● **TASK REQUIREMENTS**
Which lines in the records below contain the word "icon"? Report each of them.

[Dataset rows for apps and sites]
-- -- --

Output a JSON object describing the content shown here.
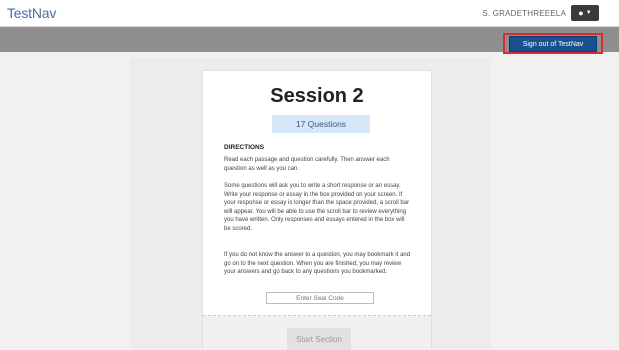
{
  "header": {
    "logo": "TestNav",
    "username": "S. GRADETHREEELA",
    "user_menu_icon": "user-icon",
    "signout_label": "Sign out of TestNav"
  },
  "session": {
    "title": "Session 2",
    "question_count": "17 Questions",
    "directions_heading": "DIRECTIONS",
    "paragraphs": [
      "Read each passage and question carefully. Then answer each question as well as you can.",
      "Some questions will ask you to write a short response or an essay. Write your response or essay in the box provided on your screen. If your response or essay is longer than the space provided, a scroll bar will appear. You will be able to use the scroll bar to review everything you have written. Only responses and essays entered in the box will be scored.",
      "If you do not know the answer to a question, you may bookmark it and go on to the next question. When you are finished, you may review your answers and go back to any questions you bookmarked."
    ],
    "seal_placeholder": "Enter Seal Code",
    "start_label": "Start Section"
  },
  "colors": {
    "signout_bg": "#1b4f8f",
    "highlight": "#d32f2f",
    "pill_bg": "#d6e8f7"
  }
}
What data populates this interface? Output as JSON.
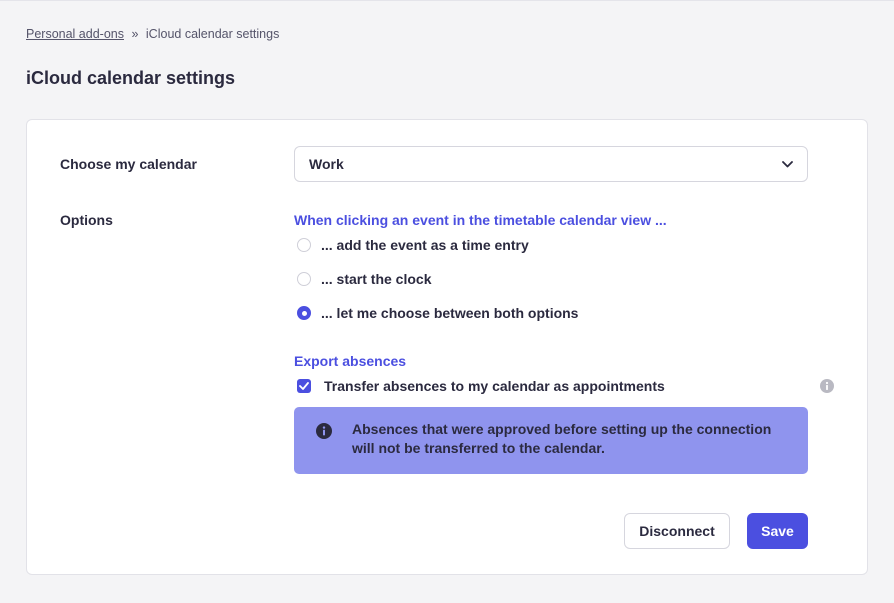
{
  "breadcrumb": {
    "parent": "Personal add-ons",
    "separator": "»",
    "current": "iCloud calendar settings"
  },
  "page": {
    "title": "iCloud calendar settings"
  },
  "calendar": {
    "label": "Choose my calendar",
    "selected": "Work",
    "icon": "chevron-down-icon"
  },
  "options": {
    "label": "Options",
    "click_section_title": "When clicking an event in the timetable calendar view ...",
    "radios": [
      {
        "label": "... add the event as a time entry",
        "checked": false
      },
      {
        "label": "... start the clock",
        "checked": false
      },
      {
        "label": "... let me choose between both options",
        "checked": true
      }
    ],
    "export_section_title": "Export absences",
    "transfer_checkbox": {
      "label": "Transfer absences to my calendar as appointments",
      "checked": true
    },
    "info_icon": "info-icon",
    "alert_text": "Absences that were approved before setting up the connection will not be transferred to the calendar."
  },
  "actions": {
    "disconnect": "Disconnect",
    "save": "Save"
  },
  "colors": {
    "accent": "#4b4fe0",
    "alert_bg": "#8f94ee",
    "text": "#2b2a3f",
    "background": "#f4f4f6"
  }
}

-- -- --

● **RESULT FOR THIS TASK**
    "user_menu_icon": "user-icon",
    "icon": "chevron-down-icon"
    "info_icon": "info-icon",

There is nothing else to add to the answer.